Closing things out is the film's Theatrical Trailer (2:18), which gives away nearly the entire story in a fraction of the main feature's running time. All bonus features are presented in a mixture of 1.33:1, anamorphic and non-enhanced aspect ratios, while none include optional subtitles or Closed Captions. It's disappointing that a major studio would overlook this aspect of a release (especially the second time through), so here's hoping they pay more attention in the future.
Also included with this oversized package, of course, is a collection of Printed Materials; the most notable is a photo book with pictures, quotes and cast information.

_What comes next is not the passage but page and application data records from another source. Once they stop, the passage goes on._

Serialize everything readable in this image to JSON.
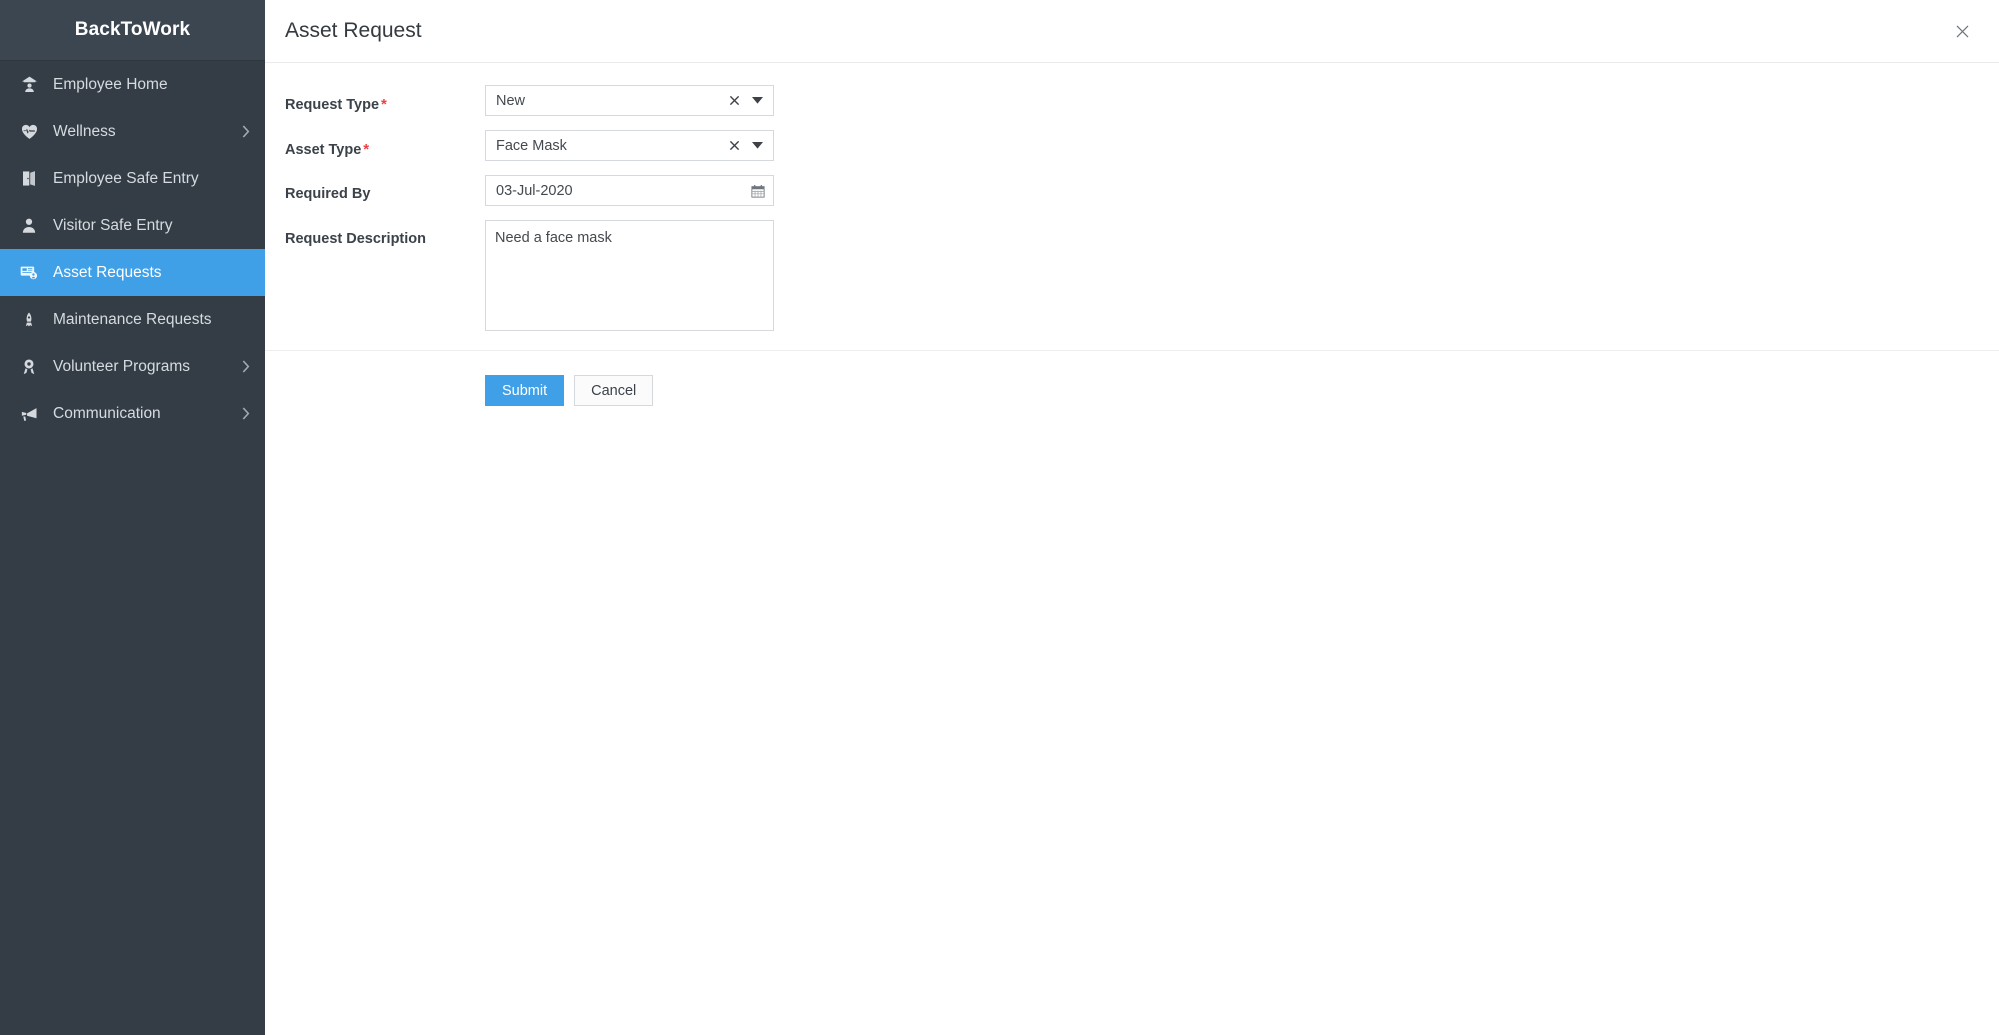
{
  "sidebar": {
    "logo": "BackToWork",
    "accent_active": "#3fa0e8",
    "bg": "#343d46",
    "items": [
      {
        "label": "Employee Home",
        "icon": "employee-home-icon",
        "expandable": false,
        "active": false
      },
      {
        "label": "Wellness",
        "icon": "heart-pulse-icon",
        "expandable": true,
        "active": false
      },
      {
        "label": "Employee Safe Entry",
        "icon": "door-icon",
        "expandable": false,
        "active": false
      },
      {
        "label": "Visitor Safe Entry",
        "icon": "person-icon",
        "expandable": false,
        "active": false
      },
      {
        "label": "Asset Requests",
        "icon": "asset-card-icon",
        "expandable": false,
        "active": true
      },
      {
        "label": "Maintenance Requests",
        "icon": "maintenance-tool-icon",
        "expandable": false,
        "active": false
      },
      {
        "label": "Volunteer Programs",
        "icon": "award-medal-icon",
        "expandable": true,
        "active": false
      },
      {
        "label": "Communication",
        "icon": "megaphone-icon",
        "expandable": true,
        "active": false
      }
    ],
    "chevron_icon": "chevron-right-icon"
  },
  "header": {
    "title": "Asset Request",
    "close_icon": "close-icon"
  },
  "form": {
    "required_marker": "*",
    "fields": {
      "request_type": {
        "label": "Request Type",
        "required": true,
        "value": "New",
        "placeholder": "Select",
        "clear_icon": "clear-x-icon",
        "caret_icon": "caret-down-icon",
        "options": [
          "New"
        ]
      },
      "asset_type": {
        "label": "Asset Type",
        "required": true,
        "value": "Face Mask",
        "placeholder": "Select",
        "clear_icon": "clear-x-icon",
        "caret_icon": "caret-down-icon",
        "options": [
          "Face Mask"
        ]
      },
      "required_by": {
        "label": "Required By",
        "required": false,
        "value": "03-Jul-2020",
        "placeholder": "dd-MMM-yyyy",
        "calendar_icon": "calendar-icon"
      },
      "request_description": {
        "label": "Request Description",
        "required": false,
        "value": "Need a face mask",
        "placeholder": ""
      }
    },
    "buttons": {
      "submit": "Submit",
      "cancel": "Cancel"
    }
  }
}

This hardback, spiral-bound book also houses the disc itself and a few extra pages for viewers to write their own love stories (a nice gesture, but really?). Also tucked inside are notecards, stationary, stickers and a few bookmarks...all film-themed, obviously. This all looks good on paper (literally), but I'd imagine that only a select few will use this material for its intended purpose.
As one of the accompanying bonus features implies, Nick Cassavetes' The Notebook is a simple story, well told---and unlike many recent romantic dramas, most guys shouldn't consider this one a waste of time. Supported by strong performances, a solid script and excellent cinematography, it's an engaging film that holds up to repeat viewings. Unfortunately, New Line's second DVD release is somewhat confusing and superfluous: featuring a bulky packaging job and only a handful of new (printed) extras, this Limited Edition is aimed squarely at die-hard fans with an extra $30 lying around. Those looking for a true upgrade should opt for the Blu-Ray---but if that's not an option for you, the budget-priced 2005 release still offers more bang for the buck. Mildly Recommended, but only for packaging junkies and new buyers with a little extra cash.
Randy Miller III is an affable office monkey based in Harrisburg, PA. He also does freelance graphic design projects and works in a local gallery. When he's not doing that, he enjoys slacking off, second-guessing himself and writing things in third person.